Author: Louise Prime
Neither multinutrient supplementation nor ‘food-related behavioural activation therapy’ are of any additional benefit over placebo in reducing the incidence of major depression disorder (MDD) over a year in overweight and obese people with subsyndromal depressive symptoms, researchers concluded. They concluded in JAMA that their MooDFOOD* trial provides no evidence to recommend either intervention.
The team, from the Netherlands, Spain, Germany and the UK, explained that prospective studies have previously found that better adherence to higher quality diets is associated with reduced future onset of depressive symptoms; food-related behaviours, such as unhealthful eating styles, have been cross-sectionally related to increased depressive symptoms; and recent randomised clinical trials (RCTs) found that dietary improvement strategies reduced depressive symptoms in depressed adults relative to control conditions. However, they said, there remains a clear lack of RCTs testing dietary strategies to prevent depression so they decided to investigate the effect of multinutrient supplementation and food-related behavioural activation therapy on prevention of a new episode of major depressive disorder among overweight or obese adults with subsyndromal depressive symptoms.

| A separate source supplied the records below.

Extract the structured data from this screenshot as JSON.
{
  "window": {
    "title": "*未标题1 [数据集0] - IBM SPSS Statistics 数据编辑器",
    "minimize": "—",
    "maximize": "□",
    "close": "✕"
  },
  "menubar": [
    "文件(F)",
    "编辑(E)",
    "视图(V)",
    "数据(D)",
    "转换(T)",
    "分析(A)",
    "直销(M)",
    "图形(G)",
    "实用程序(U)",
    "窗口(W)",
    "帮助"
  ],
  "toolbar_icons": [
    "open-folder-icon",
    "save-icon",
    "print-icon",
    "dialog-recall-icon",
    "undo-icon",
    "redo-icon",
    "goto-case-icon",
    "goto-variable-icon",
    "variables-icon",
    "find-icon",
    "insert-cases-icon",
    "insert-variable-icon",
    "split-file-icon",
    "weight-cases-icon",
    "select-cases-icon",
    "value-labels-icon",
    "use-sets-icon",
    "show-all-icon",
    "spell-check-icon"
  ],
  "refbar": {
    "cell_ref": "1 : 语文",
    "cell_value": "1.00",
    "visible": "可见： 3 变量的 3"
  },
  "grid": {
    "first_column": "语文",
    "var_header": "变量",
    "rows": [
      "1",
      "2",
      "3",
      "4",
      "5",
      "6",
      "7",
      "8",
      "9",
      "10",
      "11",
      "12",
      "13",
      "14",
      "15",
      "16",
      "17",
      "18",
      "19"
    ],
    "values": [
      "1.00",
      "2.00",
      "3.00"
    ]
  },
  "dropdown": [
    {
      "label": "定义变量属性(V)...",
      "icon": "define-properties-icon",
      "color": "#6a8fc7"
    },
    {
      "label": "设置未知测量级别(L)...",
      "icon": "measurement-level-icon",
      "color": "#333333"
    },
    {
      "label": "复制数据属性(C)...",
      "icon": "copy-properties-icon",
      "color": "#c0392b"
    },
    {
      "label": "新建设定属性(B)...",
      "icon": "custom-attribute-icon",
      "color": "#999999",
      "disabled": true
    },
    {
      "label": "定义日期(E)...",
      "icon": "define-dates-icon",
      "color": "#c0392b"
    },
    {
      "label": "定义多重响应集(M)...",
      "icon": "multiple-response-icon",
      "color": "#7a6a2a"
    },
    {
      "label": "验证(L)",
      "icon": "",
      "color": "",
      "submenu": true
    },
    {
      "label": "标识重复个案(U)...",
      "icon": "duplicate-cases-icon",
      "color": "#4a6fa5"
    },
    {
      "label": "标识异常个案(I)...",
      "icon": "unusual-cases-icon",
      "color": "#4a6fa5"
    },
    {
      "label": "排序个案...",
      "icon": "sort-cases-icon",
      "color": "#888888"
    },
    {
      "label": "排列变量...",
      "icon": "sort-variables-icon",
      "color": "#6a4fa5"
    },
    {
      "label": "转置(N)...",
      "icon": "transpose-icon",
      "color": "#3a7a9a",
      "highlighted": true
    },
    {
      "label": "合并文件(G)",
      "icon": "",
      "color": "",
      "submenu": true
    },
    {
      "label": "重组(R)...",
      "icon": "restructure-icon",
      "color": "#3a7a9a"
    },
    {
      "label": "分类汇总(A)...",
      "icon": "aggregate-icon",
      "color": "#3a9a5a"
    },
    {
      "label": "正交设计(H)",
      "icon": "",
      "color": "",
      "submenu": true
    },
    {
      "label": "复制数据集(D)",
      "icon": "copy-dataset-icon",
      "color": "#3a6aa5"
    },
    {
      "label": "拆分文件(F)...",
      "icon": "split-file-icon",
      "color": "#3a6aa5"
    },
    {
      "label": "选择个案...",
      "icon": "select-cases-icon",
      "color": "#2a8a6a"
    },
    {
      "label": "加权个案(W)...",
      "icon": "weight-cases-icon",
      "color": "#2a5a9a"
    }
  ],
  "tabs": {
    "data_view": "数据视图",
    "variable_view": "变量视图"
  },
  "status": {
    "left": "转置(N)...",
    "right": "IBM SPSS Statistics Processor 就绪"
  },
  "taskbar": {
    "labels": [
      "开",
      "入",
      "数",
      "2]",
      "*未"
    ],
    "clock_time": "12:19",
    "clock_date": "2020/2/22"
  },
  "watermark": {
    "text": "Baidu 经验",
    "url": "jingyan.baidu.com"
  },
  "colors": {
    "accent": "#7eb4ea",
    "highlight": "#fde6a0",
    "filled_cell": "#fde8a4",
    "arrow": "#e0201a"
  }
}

They recruited 1,025 overweight adults (body mass index, BMI 25-40) with elevated depressive symptoms (Patient Health Questionnaire-9 [PHQ-9] scores ≥5) and no MDD episode in the past six months, from four European countries, and randomised them in roughly equal numbers to one of four groups and followed them for one year. The groups were: placebo without therapy; placebo with additional ‘food-related behavioural activation therapy’ (21 individual or group therapy sessions); daily multinutrient supplements (1,412mg omega-3 fatty acids, 30μg selenium, 400μg folic acid, and 20μg vitamin D3 plus 100mg calcium) without therapy; and supplements with therapy.
The researchers reported that over the 12-month follow-up, 105 (10%) of participants overall developed MDD: 25 (9.7%) patients in the placebo without therapy, 26 (10.2%) in the placebo with therapy, 32 (12.5%) in the supplement without therapy, and 22 (8.6%) in the supplement with therapy group. None of the treatment strategies affected MDD onset. The odds ratio (OR) for supplements was 1.06; for therapy, 0.93; and for their combination, 0.93. One person, in the supplementation with therapy group, died; 24 patients in each of the placebo groups, 24 patients in the supplementation with therapy group, and 26 patients in the supplementation-only group were hospitalised.
They commented that their study showed that multinutrient supplements containing omega-3 PUFAs, vitamin D, folic acid, and selenium neither reduced depressive symptoms, anxiety symptoms, nor improved health utility measures. In fact, they said, they appeared to result in slightly poorer depressive and anxiety symptoms scores compared with placebo.
They concluded: “Among overweight or obese adults with subsyndromal depressive symptoms, multinutrient supplementation compared with placebo and food-related behavioural activation therapy compared with no therapy did not reduce episodes of major depressive disorder during one year.
“These findings do not support the use of these interventions for prevention of major depressive disorder in this population.”
*Bot M, Brouwer IA, Roca M, et al. Effect of multinutrient supplementation and food-related behavioral activation therapy on prevention of major depressive disorder among overweight or obese adults with subsyndromal depressive symptoms: the MooDFOOD randomized clinical trial. JAMA 2019; 321(9): 858–868. doi:10.1001/jama.2019.0556.